  • Inability to control your urine (incontinence).

  • Injury to one of your ureters or your urethra.

  • Impotence. This is the inability to get an erection.

  • Infection.

  • Blood clots in your legs.

  • The formation of a cyst made up of fluid from your lymph vessels (lymphocele).

BEFORE THE PROCEDURE

You should have nothing to eat or drink for 8 hours before your surgery or as directed by your caregiver. You may have a sip of water before the procedure to take with any medicine that your caregiver instructs you to take. You may be asked to drink a liquid that will clean your bowels the night before the surgery.

PROCEDURE

This procedure is performed with medicine that makes you sleep (general anesthetic) or a spinal block. If a spinal block is used, you will be awake but numb from your waist down. A thin, flexible tube for draining fluids (catheter) will be passed through your urethra and into your bladder. The catheter will drain urine from your bladder during the procedure and while you heal.

There are four main types of radical prostatectomy surgery:

  • Radical retropubic prostatectomy—During this procedure, your surgeon will make a cut (incision) that starts just below your belly button and continues to your pubic bone.

  • Laparoscopic radical prostatectomy—During this procedure, the surgeon will make several small incisions in your belly instead of one big one. Long, thin tools will be placed inside the incisions. The surgeon will put a thin, flexible tube with a video camera (laparoscope) inside one of the incisions. This helps the surgeon see inside your belly during the procedure.

  • Robot-assisted laparoscopic prostatectomy—During this procedure, laparoscopic prostatectomy will be performed with the assistance of a robotic arm. The surgeon will control the robotic arm from a computer near the operating table.

  • Radical perineal prostatectomy—During this procedure, an incision is made in the skin between your anus and the base of your scrotum (perineum).

After removal of the prostate, your urethra will be sewn to the neck of your bladder, over the catheter. A small tube called a drain may be placed through one of the incisions to allow extra fluid to flow from your belly. The surgeon will close the incision with stitches. Medicine and a bandage (dressing) will be placed over the incision.
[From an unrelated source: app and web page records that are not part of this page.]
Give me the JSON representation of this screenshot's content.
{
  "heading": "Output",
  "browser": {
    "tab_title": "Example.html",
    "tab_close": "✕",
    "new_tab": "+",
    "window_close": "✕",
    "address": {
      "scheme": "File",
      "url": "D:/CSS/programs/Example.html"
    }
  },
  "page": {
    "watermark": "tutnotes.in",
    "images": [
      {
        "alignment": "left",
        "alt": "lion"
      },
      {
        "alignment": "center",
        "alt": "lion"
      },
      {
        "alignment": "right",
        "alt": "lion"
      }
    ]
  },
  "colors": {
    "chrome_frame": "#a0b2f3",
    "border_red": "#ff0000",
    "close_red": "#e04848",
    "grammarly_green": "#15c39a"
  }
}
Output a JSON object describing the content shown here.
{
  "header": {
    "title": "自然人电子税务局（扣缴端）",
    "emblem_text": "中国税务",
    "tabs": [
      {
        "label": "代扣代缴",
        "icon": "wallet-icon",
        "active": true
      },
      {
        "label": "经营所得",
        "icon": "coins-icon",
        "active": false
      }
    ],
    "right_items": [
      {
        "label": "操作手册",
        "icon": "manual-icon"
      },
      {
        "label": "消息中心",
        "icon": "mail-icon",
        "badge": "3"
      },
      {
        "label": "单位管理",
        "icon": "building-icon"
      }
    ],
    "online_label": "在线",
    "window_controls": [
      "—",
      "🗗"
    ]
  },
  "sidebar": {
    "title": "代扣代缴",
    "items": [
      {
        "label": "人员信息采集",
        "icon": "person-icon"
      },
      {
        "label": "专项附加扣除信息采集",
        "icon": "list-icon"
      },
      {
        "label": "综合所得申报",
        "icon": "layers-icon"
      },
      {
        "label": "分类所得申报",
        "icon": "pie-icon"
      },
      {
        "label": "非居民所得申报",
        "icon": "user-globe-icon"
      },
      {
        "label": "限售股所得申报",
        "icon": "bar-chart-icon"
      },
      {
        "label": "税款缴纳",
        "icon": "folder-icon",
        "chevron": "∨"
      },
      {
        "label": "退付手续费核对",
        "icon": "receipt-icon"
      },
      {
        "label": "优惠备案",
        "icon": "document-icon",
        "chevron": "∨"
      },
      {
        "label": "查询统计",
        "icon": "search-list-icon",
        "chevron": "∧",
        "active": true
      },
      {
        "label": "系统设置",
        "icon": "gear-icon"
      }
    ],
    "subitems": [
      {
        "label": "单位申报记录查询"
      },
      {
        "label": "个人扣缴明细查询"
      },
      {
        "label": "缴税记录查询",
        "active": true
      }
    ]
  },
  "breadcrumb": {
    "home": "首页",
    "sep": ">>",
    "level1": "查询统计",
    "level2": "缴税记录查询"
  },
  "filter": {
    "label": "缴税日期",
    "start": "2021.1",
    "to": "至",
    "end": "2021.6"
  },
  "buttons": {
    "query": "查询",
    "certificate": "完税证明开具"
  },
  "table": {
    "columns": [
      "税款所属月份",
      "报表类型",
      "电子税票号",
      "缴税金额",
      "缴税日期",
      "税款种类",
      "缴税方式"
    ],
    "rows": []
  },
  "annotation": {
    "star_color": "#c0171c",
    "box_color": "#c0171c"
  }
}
AFTER THE PROCEDURE

After surgery, you will be taken to a recovery room. You will stay in the recovery room until you are stable enough to be moved to a hospital room. When you are able to get out of bed, you will be encouraged to move around as much as possible. Your caregiver may have you wear support stockings on your legs. These stockings help to prevent blood clots. You may stay in the hospital for up to 4 days. However, after laparoscopic or robot-assisted surgery, you may be able to go home the day after surgery. Typically, your catheter will be removed in 2–3 weeks after the procedure.